by Alyssa Rosenberg Posted on February 24, 2014 Updated: February 24, 2014
Ignoring ideology means that Frank Underwood is inherently empty, and that 'House Of Cards' can never give him a really credible opponent.
by Alyssa Rosenberg Posted on February 13, 2014 Updated: February 13, 2014
Comcast is set to buy the second-largest cable provider in the country. But the deal could change more than just the name on some customers' bills.
by Alyssa Rosenberg Posted on November 16, 2013
Inspired by FXX's mega-deal for 'The Simpsons,' here are five new arrivals to streaming services to binge on this weekend, including favorites like 'Arrow.'
by Alyssa Rosenberg Posted on November 15, 2013 Updated: November 14, 2013
Moviegoing's gotten increasingly unpleasant. Could revisiting old forms of short content, as Pixar has done and Netflix is considering, restore its charm?
by Alyssa Rosenberg Posted on October 22, 2013 Updated: October 22, 2013
In a letter to shareholders, Netflix barely mentions film, but buzzes about television. It's a strategy that makes financial--and cultural--sense.
by Alyssa Rosenberg Posted on October 11, 2013 Updated: October 10, 2013
One of the better things Netflix could do for creators like those of 'House of Cards' is to let them end stories when they've run out of steam.
by Alyssa Rosenberg Posted on September 23, 2013 Updated: September 23, 2013
When we talk about the Golden Age of Television, we've tied it to anti-heroes in a way that's bad for TV, and for our thinking about it.
by Alyssa Rosenberg Posted on August 20, 2013
Former Congressman Barney Frank hits on a key problem with Netflix's 'House of Cards': making Frank Underwood all-powerful makes the show boring.
by Alyssa Rosenberg Posted on August 15, 2013

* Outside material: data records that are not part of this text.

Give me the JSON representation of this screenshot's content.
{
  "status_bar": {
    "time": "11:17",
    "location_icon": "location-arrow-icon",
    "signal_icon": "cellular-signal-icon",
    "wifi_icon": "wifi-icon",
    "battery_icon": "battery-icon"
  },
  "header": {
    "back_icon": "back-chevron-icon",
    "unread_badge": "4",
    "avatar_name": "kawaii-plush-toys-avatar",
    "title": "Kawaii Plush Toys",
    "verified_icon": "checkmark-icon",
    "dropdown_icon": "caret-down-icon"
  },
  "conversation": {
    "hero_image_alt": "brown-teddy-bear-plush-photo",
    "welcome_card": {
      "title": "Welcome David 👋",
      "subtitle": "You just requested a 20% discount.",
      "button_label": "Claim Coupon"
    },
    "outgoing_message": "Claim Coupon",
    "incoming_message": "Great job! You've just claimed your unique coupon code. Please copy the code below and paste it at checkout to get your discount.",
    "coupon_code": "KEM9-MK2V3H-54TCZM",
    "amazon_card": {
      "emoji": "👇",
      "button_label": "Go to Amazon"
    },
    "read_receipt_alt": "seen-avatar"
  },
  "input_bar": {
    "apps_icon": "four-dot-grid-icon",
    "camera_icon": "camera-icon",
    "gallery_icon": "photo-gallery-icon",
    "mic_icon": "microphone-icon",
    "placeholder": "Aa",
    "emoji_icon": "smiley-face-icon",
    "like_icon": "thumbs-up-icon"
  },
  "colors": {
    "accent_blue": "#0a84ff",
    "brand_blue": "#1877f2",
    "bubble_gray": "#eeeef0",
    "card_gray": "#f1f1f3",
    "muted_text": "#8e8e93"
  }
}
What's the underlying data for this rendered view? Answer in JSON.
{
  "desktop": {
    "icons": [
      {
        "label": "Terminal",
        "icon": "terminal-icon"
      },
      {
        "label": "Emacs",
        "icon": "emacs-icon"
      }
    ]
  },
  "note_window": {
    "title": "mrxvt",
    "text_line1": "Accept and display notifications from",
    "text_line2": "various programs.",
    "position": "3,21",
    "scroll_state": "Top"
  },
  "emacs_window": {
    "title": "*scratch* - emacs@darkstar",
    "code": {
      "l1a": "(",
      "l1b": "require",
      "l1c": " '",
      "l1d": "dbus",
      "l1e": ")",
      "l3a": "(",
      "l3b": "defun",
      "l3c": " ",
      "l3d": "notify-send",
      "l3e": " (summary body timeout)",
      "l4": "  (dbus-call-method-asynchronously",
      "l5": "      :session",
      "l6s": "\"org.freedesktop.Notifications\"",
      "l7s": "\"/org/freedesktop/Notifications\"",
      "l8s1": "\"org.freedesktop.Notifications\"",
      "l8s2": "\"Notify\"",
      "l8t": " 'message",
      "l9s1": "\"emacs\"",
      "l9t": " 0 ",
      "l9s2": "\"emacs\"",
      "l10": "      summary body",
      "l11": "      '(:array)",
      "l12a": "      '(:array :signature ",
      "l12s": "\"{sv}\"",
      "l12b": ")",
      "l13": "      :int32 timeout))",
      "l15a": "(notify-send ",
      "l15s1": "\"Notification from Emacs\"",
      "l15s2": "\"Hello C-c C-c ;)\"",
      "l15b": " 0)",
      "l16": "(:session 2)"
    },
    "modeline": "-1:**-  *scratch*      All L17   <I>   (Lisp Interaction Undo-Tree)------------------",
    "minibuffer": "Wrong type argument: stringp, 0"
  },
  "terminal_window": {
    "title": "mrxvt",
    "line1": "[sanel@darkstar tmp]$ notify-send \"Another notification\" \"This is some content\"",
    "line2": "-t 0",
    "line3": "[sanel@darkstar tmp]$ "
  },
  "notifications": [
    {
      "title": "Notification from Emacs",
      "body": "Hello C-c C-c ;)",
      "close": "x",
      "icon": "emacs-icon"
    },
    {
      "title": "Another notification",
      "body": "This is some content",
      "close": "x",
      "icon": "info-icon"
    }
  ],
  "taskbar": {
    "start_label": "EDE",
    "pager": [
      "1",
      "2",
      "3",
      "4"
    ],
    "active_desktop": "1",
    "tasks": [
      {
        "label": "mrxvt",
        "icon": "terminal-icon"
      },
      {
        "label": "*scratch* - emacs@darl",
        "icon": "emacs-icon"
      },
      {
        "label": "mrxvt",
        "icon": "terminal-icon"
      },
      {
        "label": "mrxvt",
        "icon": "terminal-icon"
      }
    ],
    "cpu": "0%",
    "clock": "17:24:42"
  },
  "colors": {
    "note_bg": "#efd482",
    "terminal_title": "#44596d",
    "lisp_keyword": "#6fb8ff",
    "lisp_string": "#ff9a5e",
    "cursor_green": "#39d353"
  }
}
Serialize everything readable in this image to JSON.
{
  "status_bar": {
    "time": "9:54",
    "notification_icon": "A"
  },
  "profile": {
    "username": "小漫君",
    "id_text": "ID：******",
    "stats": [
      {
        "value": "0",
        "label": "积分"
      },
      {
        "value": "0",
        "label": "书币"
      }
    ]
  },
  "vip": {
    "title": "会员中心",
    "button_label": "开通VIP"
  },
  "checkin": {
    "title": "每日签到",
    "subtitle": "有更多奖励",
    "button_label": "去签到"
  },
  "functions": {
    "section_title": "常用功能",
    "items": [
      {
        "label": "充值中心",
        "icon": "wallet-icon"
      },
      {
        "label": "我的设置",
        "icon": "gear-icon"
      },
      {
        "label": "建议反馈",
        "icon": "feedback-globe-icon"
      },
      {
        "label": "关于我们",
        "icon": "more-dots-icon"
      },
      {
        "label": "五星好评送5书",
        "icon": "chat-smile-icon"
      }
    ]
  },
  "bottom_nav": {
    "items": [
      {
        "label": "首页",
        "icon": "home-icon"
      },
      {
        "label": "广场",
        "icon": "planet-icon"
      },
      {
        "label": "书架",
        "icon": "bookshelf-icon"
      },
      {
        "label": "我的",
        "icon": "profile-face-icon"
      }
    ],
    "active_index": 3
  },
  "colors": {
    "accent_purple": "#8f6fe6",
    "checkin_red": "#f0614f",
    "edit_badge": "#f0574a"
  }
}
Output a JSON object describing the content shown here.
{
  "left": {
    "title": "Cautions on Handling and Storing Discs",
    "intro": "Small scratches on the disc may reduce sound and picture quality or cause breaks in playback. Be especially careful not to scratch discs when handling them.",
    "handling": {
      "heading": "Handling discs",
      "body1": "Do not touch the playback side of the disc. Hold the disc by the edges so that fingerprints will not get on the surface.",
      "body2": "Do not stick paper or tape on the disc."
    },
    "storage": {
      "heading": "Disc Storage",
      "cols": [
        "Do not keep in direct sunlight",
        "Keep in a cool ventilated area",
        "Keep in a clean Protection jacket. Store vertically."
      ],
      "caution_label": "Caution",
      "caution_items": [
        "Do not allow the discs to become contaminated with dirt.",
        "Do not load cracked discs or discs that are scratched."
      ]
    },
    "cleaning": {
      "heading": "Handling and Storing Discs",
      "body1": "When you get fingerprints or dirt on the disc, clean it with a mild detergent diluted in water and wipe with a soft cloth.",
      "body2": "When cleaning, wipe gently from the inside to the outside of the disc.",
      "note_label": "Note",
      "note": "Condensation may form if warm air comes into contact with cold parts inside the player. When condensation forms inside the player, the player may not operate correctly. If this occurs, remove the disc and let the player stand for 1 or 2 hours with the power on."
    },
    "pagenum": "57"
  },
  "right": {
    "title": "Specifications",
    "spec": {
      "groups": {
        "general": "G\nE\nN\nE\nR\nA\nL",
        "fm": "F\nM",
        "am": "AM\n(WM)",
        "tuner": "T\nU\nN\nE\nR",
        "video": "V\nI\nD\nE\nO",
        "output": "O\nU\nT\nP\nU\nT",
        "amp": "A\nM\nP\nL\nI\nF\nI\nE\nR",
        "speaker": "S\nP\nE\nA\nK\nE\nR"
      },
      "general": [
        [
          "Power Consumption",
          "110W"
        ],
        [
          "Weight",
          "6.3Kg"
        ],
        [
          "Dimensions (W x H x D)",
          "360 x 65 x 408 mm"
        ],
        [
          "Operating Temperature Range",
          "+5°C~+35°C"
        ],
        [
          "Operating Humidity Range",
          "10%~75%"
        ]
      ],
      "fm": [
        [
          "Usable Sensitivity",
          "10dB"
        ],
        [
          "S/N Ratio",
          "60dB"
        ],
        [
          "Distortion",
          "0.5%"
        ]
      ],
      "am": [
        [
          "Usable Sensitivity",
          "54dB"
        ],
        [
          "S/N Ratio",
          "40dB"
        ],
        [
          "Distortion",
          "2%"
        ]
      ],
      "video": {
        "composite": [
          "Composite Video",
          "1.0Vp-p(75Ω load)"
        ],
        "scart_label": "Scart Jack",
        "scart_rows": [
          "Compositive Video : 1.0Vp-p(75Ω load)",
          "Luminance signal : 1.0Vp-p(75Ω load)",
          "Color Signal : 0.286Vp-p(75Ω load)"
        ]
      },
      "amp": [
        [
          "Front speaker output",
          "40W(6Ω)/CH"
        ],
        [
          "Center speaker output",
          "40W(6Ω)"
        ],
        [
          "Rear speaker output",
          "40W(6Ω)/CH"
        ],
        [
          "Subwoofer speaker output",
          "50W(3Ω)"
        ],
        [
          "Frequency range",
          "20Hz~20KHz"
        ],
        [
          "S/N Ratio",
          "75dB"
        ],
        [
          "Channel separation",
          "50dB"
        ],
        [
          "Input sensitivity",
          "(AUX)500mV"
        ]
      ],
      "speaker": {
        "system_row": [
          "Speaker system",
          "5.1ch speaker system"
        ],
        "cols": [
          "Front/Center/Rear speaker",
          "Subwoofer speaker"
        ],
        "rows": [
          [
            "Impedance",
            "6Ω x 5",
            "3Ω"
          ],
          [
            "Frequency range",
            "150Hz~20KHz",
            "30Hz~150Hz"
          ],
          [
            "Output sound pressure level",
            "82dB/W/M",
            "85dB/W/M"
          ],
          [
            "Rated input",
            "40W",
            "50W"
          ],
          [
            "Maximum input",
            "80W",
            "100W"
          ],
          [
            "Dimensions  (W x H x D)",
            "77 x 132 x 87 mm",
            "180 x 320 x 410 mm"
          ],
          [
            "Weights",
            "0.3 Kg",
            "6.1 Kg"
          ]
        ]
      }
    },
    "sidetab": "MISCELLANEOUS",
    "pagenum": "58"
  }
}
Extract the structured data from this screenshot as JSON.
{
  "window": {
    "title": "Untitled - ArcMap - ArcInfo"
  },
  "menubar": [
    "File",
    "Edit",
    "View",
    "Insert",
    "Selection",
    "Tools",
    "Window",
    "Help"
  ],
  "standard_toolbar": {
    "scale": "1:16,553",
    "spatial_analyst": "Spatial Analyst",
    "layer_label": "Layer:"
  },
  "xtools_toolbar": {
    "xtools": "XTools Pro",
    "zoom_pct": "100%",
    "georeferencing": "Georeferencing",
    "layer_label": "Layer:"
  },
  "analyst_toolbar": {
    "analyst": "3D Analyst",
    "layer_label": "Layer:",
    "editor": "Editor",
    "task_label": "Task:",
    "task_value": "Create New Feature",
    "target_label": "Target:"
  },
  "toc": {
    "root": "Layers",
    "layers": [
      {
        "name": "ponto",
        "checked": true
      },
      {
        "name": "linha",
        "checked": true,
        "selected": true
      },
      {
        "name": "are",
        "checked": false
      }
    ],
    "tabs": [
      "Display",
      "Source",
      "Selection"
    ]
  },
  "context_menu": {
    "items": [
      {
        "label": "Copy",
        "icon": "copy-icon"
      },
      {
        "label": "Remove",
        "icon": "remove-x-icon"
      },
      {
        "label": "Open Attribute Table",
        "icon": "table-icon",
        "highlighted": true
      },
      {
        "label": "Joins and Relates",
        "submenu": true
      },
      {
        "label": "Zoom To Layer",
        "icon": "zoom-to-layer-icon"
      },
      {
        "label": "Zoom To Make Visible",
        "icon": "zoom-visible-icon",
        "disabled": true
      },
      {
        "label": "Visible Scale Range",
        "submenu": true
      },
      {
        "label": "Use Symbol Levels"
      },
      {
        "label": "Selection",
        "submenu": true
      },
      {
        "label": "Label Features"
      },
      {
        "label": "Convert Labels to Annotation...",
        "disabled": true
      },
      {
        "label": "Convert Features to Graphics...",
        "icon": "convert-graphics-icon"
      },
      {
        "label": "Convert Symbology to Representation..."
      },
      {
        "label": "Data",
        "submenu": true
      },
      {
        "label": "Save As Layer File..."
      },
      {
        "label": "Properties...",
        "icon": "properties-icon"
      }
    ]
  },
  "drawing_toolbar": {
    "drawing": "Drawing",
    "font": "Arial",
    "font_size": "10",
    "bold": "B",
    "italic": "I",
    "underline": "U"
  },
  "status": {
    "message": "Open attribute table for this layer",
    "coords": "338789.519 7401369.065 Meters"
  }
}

'Orange Is The New Black' is already game-changing television. A willingness to get rid of some of its main characters could make it extraordinary.